“With stocks, you know that things go up and down. For a long time, the crypto market only went up. People still think that crypto investments can only bring huge revenues, although the risk can be very high. Many banks are reluctant to offer the product because of the lack of regulation,” says Pluvinage.

Scammers use the banks’ scepticism towards cryptocurrency as part of their storytelling to sell fake investments and manipulate victims. 

“Fraudsters know the banks’ position. They will say the banks are hiding a good investment opportunity,” he explains. “They will tell their victims how to generate big returns from investing in cryptocurrency. They use fake reports to push people beyond their limit. If necessary, they will call multiple times, even becoming aggressive to scare you. Once you give your phone number away, it gets extremely tricky.”

Coupled with the financial hardship that has hit many people in recent times as a result of the pandemic and rising inflation, a dangerous cocktail is brewing.
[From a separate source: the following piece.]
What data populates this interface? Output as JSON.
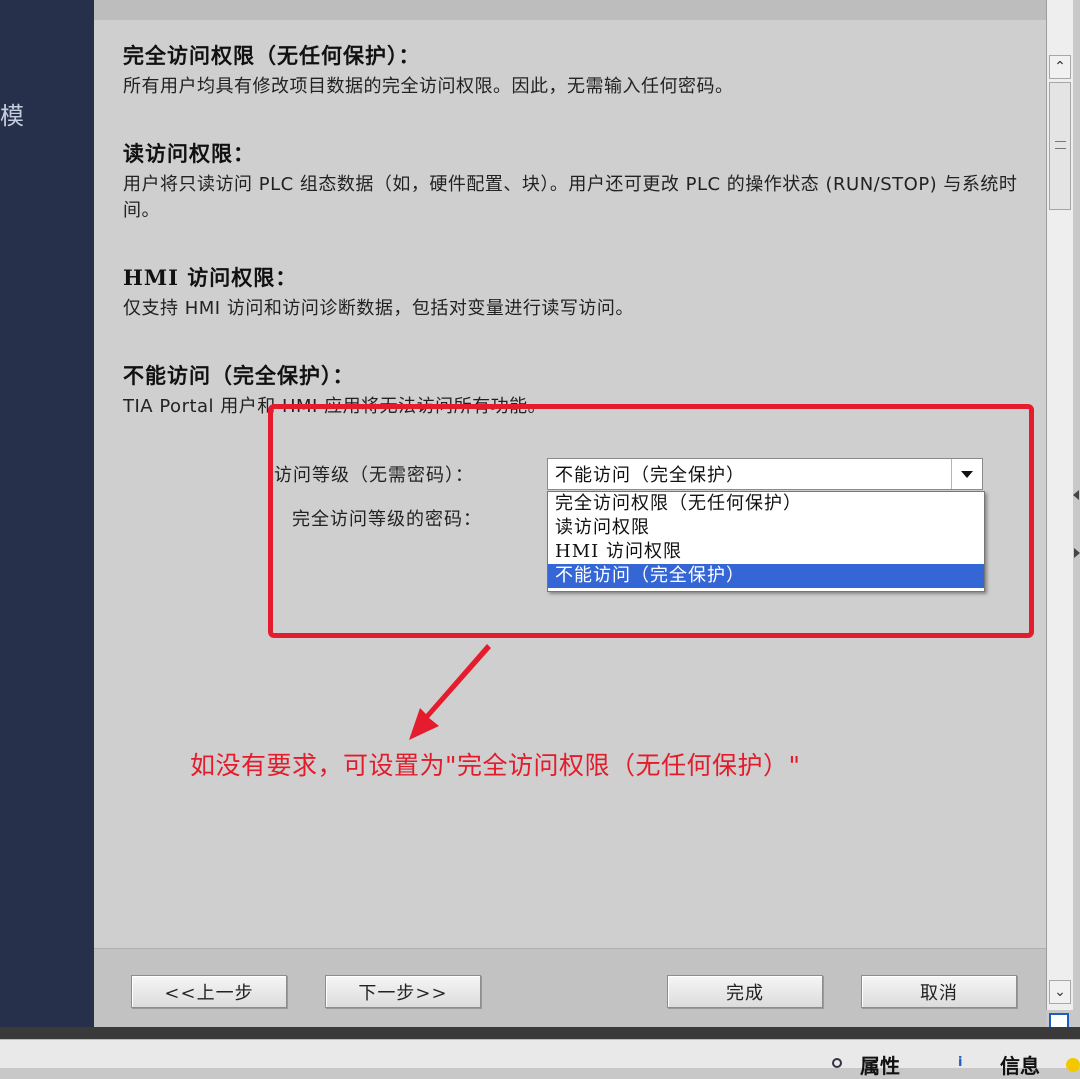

“It’s difficult to create awareness, because the cryptocurrency world is still very opaque for many. Fraudsters are using this by pretending that buying and investing in crypto are two different things, which is not true. Knowing that some people are struggling to pay their bills, it creates a dangerous situation for fraud.”

Use your common sense

The problem, Pluvinage says, is “really alarming”, with fraud reports occurring on a daily basis. Significant amounts of money are being transferred by customers to the fraudsters without it ever being invested into cryptocurrencies.

Anyone wanting to invest in cryptocurrency should apply common sense and a critical mindset.

“If you’re serious about investing, then do your own research. Try to understand the way cryptocurrencies work, familiarise yourself with the terminology, check the reputation of the company you want to work with. But more importantly, visit the website of the Belgian regulator FSMA,” says Pluvinage.

“Whatever you do, never start investing based only on a social media ad.”

How to avoid a crypto scam

-     If it sounds too good to be true, it probably is.

-     Consult the FSMA for guidance. Banks do not advise on cryptos.

-     Never give away your phone number on a website.

-     Don’t get carried away just because someone seems legitimate. Fraudsters can be excellent manipulators.

This article was first published in ING Belgium's Expat Time digital magazine, spring 2023


Written by The Bulletin in association with ING Belgium